You have to take care not to get sucked into the darkness. Since I give off an affable "Oh, he'll pontificate about anything" type of vibe, I might, for example, get asked to offer my two cents on a panel about "From $tatus Update to Oprah Pick: Four Random People Discuss a Non-Phenomenon." Perhaps you are reading this in the Javits Center at this very moment, waiting for such a panel to begin. I always demur. I can't comment on how others use social media. I can only speak on my own use of Twitter, which is: I had a cat, the cat died, and now the stuff I used to say to the cat all day, I tweet.

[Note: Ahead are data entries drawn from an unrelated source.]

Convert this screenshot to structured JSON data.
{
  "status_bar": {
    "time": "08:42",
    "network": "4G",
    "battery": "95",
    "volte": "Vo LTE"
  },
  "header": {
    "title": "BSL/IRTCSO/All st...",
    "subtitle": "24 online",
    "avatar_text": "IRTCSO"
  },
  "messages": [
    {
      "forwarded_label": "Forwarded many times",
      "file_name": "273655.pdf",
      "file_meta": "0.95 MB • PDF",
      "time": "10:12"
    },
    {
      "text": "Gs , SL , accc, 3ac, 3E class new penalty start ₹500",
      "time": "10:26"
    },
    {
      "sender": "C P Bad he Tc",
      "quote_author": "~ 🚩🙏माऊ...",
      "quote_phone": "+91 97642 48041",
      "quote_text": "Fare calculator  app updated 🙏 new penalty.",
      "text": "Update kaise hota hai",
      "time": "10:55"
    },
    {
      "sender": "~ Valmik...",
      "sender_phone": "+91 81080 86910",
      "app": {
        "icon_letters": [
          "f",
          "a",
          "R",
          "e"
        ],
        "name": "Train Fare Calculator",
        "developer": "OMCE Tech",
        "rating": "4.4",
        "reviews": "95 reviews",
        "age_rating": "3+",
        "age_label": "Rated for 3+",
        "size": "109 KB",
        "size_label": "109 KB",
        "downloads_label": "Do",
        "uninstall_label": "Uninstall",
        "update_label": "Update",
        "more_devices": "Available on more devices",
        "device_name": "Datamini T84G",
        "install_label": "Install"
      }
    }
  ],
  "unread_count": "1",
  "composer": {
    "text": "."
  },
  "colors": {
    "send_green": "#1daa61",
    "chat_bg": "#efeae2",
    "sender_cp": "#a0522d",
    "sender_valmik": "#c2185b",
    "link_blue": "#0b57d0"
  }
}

That's my Twitter origin tale: it's nice to have a little company during the long workday. I'm probably more versed in why writers aren't on Twitter, as they constantly share their reasons without prompting. Like, they're reluctant to waste material they might use in their work. Seems reasonable. Every Chia pet non sequitur I tweet, every anecdote about my time on the international Segway racing circuit and quote from Cookie Puss's memoir, the more my novel about a Chia-American Segway racer who moonlights as an affordable ice cream cake suffers.

The doubters ask, how do you get any work done if you're RTing and LOLing all day, which is also fair, introducing the topic of Internet distraction in general. We've all read interviews where the author moans, "I'd never have finished my opus if I hadn't rented out serial killer Joel Rifkin's old hostage pit." Not only did this cinderblock retreat lack Wi-Fi, we learn it was also soundproof and windowless, a Lecterian Yaddo.

I say, yes, you can rent out a hostage pit. You can also close your browser. It's called willpower. If you can't muster the will to lay off Gawker, how are you going to write a book? I can't blame modern technology for my predilection for distraction, not after all the hours I've spent watching lost balloons disappear into the clouds. I did it before the Internet, and I'll do it after the apocalypse, assuming we still have helium and weak-gripped children.

There are those who moan, oh, Shakespeare wouldn't have written all those wonderful plays for us to "modern update" if he'd had Angry Birds and Darklady.com. Is it so terrible, here in the 21st century? A sonnet is perfect Tumblr-length, and given the persistent debates over the authorship of his work, the bard would have benefited from modern, cutting-edge identity theft protection. The old masters didn't even have freaking penicillin. I think Nietzsche would have endured non-BCC'd e-mail dispatches in exchange for pills to de-spongify his syphilitic brain, and we can all agree Virginia Woolf could've used a scrip for serotonin reuptake inhibitors. I digress. The Internet is not to blame for your unfinished novel: you are. People write novels in prison, for chrissakes.

A little company during the workday. I used to think that I was the only one hunched over a keyboard in soiled pajamas, rummaging through the catalogue of my failures and intermittently weeping. Now, I open Twitter and see that I am not alone. I am part of a vast and wretched assembly of freaks who are not fit for decent work and thus must write, or wither. I am fortified by their failures, and I hope they take succor from mine. Some of those out there are established, some are just starting out. I don't give a whit about your accomplishments—all I care about is your facility for describing the fine grain of your work-related suffering, in less than 140 characters, preferably 100, so I have room to add a footnote. I debrief them on my repulsive day; they inform me of their ongoing tortures. The miles disappear, the borders of nations evaporate as we log on, disburden, commiserate, and then, most important, log off. Log off, because even though it's nice to have someone to talk to during the day, it's also nice to shut 'em up.

I'll see you at the convention. Denizens of the tweet undergloom: if you happen to find yourself walking the carpet and notice me loitering in the celebrity bio area, as I am wont to do, please say hello. We've been through much together even though we've never met. We'll hunt down some lukewarm white wine and stare into the abyss of Aisle B.